We have also had to make changes with her Lupron medication this year as the 3 month version she needs became completely unaffordable, even with *good* insurance and deductibles paid. She came to need a 30mg/3month version of this medication that retails for about $6,000 (so she wouldn’t have to get a shot every month – I’m not sold on the implant yet, and Ezri has learned to tolerate shots pretty well). Administered at the hospital, with a 90/10 plan left us with a cost of $600 every 3 months. Now, on an 80/20 plan, it’s a cost of $1,200 every 3 months. You would think there would be some forewarning about a medication cost that high, and not only that, the billing cycle for the first shot didn’t bill us until after the second shot had been given. Luckily, with some research, our new insurance, unlike the old one, allows us to get the medication from a specialty pharmacy (mail order) and since it’s an outpatient pharmacy charge rather than a hospital charge and a tier 2 medication, it only costs us $50 and is shipped overnight with free shipping straight to our front door. Can’t beat that–or the time saved of not going to the hospital. With my newly learned skills in nursing school (learning to do injections, etc.) and some helpful one-on-one training by the clinic nurse, I am giving her the shots. It is turning out to be in the least restrictive and most relaxed environment (doing it at home) that we could give her. So out of a really unfortunate situation, something very good has come.
Another appointment we had in the fall (Oct) was with Ezri’s neuro-opthamologist. She was diagnosed with optic atrophy, something that the doctor had been looking for each time we had been previously, but Ezri had been unable to sit still enough for her to see. And it means that her optic nerves are a different color, meaning they have damage, than they should be. People with optic atrophy characteristically have visual field loss and loss of color distinction, however because Ezri’s damage (from her 3 OZ surgeries where they had to dissect around her optic nerves/tract) occurred so early in her life she has basically healed and has no issues that the doctor can find.

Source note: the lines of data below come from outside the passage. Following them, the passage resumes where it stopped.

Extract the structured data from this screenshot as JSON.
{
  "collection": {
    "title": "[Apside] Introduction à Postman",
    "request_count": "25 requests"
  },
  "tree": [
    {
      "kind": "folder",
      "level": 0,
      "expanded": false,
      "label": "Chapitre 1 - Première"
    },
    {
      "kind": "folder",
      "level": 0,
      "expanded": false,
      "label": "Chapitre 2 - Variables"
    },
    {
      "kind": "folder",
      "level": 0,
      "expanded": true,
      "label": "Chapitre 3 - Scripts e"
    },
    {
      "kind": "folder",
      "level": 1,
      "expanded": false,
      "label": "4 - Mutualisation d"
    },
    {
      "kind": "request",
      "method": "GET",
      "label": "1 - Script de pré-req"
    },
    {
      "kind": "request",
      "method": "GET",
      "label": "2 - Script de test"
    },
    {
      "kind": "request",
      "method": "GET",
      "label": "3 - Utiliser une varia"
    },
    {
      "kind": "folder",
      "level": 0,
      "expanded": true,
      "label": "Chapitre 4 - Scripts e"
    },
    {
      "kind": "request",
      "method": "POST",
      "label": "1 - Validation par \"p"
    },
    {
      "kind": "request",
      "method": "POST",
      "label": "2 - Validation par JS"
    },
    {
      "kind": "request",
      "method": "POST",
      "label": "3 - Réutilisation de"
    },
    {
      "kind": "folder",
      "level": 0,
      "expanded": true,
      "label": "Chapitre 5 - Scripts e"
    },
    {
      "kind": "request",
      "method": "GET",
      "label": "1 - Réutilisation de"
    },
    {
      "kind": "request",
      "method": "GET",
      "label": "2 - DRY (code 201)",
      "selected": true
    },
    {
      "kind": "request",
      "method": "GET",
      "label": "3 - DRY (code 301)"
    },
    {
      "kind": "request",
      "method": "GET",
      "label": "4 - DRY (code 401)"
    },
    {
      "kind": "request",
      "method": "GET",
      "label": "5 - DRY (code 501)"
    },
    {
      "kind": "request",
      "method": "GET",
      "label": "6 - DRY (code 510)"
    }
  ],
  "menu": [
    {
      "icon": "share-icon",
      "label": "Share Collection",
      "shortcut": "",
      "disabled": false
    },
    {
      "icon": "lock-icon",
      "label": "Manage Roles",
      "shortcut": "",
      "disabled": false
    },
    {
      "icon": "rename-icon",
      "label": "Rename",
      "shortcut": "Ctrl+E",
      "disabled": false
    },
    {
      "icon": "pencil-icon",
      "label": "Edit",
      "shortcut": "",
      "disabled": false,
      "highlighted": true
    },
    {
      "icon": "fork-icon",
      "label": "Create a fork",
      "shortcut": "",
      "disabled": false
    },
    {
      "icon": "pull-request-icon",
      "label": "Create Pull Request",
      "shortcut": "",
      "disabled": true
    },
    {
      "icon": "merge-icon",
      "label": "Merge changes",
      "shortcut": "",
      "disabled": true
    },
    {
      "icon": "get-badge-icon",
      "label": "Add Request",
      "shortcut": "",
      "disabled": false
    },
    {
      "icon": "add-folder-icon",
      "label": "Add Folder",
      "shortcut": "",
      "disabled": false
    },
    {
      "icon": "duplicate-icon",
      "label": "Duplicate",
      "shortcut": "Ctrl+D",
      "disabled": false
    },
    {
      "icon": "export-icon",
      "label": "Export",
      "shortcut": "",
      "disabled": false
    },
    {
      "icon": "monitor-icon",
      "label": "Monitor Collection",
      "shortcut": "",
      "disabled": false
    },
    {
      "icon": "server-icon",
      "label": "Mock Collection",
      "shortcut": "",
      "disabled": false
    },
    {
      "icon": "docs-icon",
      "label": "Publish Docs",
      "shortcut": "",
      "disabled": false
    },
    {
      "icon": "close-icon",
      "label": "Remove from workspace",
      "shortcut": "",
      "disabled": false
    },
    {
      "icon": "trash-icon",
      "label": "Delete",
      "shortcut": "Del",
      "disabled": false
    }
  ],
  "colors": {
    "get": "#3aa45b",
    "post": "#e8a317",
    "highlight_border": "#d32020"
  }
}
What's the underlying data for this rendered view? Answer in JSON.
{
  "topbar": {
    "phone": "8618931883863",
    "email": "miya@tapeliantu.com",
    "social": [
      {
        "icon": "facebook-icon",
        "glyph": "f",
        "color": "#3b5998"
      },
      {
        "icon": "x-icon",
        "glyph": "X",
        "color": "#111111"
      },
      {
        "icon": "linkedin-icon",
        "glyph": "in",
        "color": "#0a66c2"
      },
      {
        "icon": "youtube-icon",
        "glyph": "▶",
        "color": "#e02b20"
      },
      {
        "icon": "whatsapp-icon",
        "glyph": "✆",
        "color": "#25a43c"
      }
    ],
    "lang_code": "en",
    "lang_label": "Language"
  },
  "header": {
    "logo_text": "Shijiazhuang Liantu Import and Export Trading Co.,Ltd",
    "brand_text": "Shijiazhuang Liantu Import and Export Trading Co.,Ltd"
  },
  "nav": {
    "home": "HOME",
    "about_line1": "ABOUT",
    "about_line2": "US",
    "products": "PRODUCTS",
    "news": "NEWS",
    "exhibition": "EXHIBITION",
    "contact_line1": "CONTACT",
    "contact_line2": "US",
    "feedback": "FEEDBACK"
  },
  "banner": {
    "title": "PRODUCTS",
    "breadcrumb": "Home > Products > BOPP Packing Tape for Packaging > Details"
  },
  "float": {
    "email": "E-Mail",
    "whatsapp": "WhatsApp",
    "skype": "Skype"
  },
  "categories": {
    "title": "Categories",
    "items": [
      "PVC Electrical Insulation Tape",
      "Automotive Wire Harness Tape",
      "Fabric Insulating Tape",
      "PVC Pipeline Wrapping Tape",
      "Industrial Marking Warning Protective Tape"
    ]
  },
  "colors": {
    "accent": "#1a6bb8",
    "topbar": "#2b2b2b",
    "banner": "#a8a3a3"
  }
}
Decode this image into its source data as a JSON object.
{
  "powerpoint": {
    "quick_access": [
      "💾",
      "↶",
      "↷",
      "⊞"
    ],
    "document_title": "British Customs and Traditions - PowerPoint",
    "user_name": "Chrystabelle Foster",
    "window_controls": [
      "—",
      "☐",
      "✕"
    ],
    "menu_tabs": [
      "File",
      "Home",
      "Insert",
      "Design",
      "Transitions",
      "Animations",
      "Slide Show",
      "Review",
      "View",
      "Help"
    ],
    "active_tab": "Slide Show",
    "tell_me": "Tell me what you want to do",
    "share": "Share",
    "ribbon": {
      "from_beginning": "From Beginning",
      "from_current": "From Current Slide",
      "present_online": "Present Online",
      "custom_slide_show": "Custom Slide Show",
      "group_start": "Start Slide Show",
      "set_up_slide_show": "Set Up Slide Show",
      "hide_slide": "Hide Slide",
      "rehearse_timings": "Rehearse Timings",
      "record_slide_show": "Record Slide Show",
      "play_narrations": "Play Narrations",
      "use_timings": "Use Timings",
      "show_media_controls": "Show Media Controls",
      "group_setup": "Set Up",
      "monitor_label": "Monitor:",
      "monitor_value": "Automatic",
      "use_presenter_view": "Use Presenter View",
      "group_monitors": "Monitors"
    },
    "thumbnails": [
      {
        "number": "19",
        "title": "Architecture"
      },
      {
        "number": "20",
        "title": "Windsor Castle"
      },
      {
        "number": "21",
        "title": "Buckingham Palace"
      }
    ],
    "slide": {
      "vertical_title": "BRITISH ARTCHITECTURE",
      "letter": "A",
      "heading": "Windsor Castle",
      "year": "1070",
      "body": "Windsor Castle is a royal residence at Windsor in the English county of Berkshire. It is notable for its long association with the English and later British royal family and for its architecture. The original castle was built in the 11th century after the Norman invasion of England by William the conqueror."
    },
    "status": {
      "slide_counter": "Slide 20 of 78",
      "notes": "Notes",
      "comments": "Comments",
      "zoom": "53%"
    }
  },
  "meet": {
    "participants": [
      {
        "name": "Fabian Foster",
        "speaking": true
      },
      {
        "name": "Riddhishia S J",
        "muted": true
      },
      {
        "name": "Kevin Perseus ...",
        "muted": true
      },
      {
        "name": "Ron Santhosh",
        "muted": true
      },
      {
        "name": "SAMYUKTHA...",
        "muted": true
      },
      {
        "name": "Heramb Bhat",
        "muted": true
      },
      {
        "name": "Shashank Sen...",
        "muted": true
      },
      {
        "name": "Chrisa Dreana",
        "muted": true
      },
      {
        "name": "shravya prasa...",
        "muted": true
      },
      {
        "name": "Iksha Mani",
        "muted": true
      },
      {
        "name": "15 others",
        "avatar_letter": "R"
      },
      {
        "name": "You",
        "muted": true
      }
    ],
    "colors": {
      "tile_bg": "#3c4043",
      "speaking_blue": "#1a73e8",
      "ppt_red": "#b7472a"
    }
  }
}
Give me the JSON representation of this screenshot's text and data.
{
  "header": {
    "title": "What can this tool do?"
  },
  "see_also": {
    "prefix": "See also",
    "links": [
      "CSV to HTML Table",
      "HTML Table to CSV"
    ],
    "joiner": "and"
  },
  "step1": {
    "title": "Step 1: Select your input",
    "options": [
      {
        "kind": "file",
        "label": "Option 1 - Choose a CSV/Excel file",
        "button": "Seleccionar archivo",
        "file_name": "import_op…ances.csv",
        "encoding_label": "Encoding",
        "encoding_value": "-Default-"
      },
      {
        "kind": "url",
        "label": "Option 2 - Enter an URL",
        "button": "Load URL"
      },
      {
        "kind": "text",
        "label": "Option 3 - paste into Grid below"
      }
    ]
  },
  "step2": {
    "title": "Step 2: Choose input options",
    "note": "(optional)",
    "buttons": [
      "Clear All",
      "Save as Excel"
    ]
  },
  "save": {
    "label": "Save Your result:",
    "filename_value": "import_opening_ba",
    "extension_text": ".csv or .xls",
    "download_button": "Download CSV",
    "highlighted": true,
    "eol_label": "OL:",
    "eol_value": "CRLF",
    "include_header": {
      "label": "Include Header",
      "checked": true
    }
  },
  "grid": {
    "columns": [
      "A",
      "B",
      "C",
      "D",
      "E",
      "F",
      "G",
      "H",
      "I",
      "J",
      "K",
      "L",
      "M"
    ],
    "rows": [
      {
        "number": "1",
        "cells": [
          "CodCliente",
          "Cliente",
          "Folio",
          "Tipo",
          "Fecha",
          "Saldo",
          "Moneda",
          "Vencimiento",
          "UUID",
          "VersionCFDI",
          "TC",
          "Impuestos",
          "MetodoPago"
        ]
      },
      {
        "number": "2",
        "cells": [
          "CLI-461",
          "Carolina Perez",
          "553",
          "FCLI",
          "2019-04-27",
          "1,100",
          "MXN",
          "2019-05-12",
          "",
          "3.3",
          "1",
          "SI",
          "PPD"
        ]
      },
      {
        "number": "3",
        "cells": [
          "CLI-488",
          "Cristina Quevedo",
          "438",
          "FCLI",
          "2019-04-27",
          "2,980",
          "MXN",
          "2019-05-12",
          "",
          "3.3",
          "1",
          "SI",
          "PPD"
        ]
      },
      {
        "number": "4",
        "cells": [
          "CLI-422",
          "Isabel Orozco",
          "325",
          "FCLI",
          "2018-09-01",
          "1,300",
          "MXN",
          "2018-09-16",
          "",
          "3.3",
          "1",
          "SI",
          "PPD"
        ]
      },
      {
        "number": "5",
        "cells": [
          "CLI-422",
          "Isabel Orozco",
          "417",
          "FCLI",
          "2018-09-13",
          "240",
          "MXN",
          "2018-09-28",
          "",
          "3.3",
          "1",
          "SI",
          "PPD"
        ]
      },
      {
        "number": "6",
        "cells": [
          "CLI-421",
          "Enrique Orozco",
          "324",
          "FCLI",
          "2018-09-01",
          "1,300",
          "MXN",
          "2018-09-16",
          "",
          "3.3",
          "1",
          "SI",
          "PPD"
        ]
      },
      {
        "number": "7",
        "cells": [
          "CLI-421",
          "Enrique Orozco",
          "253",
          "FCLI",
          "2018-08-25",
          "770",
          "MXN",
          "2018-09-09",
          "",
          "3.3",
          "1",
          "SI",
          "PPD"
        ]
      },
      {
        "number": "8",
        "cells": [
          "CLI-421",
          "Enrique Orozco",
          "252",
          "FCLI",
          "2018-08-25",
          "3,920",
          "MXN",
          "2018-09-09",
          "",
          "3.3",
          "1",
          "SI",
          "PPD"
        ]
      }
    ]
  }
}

This is not to say that there aren’t or never will be, but for now her sight is quite good.
There are probably a million more things I could remember about this year, but this is more than enough for now – I hope all of you are doing well!